- _Exercise_:
Work out how many lines of the listing below include the string "this", and give that number alone.

- _Data supplied_:
*** Block opens ***

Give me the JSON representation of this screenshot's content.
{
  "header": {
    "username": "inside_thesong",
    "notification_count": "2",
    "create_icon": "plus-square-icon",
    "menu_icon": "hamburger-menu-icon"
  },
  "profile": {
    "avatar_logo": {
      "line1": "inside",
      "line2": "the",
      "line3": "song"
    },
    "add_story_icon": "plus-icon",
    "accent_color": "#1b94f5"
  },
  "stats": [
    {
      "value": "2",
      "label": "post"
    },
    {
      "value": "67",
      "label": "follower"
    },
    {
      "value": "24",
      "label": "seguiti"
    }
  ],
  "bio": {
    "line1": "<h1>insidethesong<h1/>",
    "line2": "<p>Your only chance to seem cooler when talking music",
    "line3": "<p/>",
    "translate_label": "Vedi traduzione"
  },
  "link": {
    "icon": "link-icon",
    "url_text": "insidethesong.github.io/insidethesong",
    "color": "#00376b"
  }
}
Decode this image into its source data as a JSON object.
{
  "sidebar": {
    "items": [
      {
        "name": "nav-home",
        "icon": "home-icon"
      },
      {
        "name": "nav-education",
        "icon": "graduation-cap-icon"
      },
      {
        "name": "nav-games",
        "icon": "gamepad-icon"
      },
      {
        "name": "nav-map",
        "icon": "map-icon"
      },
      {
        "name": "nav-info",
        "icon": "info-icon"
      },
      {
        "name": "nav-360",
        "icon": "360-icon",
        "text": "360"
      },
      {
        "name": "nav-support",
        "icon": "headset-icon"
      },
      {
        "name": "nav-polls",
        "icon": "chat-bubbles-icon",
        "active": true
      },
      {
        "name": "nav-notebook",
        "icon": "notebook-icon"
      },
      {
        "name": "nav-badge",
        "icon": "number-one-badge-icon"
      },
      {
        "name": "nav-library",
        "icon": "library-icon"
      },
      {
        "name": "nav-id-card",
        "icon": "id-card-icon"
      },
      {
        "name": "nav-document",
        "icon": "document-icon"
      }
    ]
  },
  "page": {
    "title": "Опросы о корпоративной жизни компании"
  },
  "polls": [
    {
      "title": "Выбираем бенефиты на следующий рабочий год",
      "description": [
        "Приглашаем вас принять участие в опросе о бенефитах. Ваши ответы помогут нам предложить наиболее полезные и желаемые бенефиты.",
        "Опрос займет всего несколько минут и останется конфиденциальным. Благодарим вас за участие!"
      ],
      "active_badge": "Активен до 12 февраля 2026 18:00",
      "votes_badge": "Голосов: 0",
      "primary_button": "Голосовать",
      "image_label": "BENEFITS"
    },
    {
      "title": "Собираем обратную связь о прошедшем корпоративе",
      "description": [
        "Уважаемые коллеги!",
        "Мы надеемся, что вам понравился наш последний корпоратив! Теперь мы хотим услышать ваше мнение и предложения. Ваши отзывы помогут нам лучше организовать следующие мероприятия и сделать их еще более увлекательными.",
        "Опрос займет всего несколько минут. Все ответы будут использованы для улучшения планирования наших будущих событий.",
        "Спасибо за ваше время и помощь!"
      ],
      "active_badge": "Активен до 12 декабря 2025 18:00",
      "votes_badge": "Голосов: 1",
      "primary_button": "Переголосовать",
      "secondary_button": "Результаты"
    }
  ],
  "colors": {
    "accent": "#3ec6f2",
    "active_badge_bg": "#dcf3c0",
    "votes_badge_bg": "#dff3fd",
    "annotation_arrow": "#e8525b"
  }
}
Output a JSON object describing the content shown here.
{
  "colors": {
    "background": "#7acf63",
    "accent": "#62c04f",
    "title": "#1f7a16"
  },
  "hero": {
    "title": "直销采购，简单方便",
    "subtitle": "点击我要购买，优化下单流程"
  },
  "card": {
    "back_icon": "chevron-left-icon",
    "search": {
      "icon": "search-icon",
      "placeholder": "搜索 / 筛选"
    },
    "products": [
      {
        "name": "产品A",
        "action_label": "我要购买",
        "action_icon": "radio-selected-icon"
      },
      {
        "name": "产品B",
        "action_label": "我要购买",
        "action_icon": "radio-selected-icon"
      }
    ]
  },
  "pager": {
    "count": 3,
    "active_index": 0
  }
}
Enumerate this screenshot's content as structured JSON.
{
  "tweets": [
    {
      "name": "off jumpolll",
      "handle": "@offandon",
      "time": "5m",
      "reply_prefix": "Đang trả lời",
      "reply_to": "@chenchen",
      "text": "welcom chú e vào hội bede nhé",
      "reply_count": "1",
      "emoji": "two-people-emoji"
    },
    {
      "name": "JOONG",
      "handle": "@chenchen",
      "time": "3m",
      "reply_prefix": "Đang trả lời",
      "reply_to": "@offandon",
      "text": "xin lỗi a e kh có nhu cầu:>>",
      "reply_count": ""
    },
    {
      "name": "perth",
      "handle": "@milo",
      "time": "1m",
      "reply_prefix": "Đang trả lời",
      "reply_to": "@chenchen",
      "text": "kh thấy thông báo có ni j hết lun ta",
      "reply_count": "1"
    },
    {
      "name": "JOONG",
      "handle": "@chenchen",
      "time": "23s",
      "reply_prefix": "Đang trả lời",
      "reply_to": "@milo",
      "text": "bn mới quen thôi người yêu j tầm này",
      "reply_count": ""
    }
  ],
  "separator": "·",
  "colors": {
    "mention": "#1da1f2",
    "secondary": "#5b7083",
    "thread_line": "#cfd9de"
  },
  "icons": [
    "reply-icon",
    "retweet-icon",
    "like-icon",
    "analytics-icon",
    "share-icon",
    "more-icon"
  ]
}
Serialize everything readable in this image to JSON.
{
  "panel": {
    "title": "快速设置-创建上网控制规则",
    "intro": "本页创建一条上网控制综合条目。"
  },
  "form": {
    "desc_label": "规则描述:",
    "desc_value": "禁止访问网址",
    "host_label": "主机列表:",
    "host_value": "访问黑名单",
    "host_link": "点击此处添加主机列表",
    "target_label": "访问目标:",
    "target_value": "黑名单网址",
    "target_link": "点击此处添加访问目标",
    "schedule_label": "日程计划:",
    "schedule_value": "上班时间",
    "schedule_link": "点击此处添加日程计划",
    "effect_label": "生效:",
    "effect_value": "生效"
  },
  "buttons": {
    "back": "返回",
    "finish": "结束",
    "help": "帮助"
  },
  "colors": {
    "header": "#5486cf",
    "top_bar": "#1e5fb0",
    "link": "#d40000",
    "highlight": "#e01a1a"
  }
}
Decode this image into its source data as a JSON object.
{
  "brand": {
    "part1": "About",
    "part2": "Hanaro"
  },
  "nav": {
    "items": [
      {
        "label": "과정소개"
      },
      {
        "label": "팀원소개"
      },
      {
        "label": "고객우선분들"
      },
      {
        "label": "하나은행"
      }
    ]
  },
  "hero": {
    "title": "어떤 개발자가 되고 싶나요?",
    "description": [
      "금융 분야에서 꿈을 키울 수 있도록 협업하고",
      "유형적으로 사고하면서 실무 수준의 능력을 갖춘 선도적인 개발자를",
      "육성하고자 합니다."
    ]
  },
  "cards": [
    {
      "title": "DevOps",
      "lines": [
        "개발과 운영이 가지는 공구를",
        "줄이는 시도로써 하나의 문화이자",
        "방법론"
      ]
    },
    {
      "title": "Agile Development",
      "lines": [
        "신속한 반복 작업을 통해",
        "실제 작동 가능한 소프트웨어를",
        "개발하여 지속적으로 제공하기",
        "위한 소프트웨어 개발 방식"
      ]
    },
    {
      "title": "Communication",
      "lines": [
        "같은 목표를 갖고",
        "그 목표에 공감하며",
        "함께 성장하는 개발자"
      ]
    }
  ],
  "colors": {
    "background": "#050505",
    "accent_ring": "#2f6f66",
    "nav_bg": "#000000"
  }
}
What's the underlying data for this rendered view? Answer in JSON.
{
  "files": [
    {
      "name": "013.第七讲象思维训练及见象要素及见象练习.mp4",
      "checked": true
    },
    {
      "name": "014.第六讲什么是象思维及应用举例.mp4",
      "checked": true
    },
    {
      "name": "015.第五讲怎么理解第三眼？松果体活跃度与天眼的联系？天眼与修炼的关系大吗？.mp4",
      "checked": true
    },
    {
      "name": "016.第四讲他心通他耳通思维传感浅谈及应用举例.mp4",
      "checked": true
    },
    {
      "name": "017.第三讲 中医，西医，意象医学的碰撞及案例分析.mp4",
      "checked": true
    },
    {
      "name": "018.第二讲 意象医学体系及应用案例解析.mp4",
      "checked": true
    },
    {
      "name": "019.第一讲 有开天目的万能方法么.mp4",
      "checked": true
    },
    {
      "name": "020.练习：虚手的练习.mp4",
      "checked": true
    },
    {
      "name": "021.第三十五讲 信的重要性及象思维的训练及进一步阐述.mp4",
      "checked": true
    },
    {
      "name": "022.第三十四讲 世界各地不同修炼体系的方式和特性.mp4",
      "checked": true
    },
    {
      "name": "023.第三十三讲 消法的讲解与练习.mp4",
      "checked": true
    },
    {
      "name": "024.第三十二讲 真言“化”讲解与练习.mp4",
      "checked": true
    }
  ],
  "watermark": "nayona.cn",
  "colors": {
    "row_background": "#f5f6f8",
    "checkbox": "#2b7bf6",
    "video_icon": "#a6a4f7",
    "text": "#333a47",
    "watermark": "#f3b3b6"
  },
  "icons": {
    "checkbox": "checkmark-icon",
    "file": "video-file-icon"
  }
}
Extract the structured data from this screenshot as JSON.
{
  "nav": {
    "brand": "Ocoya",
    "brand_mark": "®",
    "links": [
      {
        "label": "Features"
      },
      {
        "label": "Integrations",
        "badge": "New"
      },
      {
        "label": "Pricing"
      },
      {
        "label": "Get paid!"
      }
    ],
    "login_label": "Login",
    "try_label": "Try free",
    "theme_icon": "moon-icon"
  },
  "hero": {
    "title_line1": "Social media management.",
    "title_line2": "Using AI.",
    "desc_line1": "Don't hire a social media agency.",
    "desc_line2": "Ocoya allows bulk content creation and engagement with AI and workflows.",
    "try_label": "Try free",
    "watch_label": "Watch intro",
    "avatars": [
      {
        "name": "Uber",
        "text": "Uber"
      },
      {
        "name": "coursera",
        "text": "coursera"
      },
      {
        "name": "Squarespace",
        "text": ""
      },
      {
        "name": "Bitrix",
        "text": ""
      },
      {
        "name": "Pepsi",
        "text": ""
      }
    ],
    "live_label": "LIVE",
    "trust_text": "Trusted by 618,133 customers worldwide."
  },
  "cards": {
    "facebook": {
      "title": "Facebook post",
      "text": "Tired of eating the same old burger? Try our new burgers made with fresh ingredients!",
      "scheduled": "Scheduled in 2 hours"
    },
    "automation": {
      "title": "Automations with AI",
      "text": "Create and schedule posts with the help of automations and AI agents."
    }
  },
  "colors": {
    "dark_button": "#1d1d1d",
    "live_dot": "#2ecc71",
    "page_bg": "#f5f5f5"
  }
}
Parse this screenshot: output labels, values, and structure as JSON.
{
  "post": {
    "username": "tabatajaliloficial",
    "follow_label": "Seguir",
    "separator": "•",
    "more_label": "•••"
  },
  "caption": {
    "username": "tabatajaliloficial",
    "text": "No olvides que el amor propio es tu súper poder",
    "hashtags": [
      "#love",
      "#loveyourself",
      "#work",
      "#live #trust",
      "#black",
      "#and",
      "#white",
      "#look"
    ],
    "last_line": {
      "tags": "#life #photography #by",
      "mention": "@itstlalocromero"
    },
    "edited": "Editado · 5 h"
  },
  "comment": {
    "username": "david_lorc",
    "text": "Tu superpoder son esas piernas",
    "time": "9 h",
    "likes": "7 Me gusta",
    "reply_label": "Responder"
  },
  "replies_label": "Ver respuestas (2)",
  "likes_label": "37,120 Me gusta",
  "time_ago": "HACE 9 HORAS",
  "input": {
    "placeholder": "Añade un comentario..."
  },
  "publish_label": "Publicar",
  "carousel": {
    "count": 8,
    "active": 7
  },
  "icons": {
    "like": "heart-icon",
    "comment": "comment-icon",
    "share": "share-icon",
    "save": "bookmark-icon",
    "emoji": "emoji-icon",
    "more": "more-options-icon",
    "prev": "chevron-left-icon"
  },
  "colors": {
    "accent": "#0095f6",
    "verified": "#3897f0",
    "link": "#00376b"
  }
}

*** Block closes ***

- _Exercise output_:
8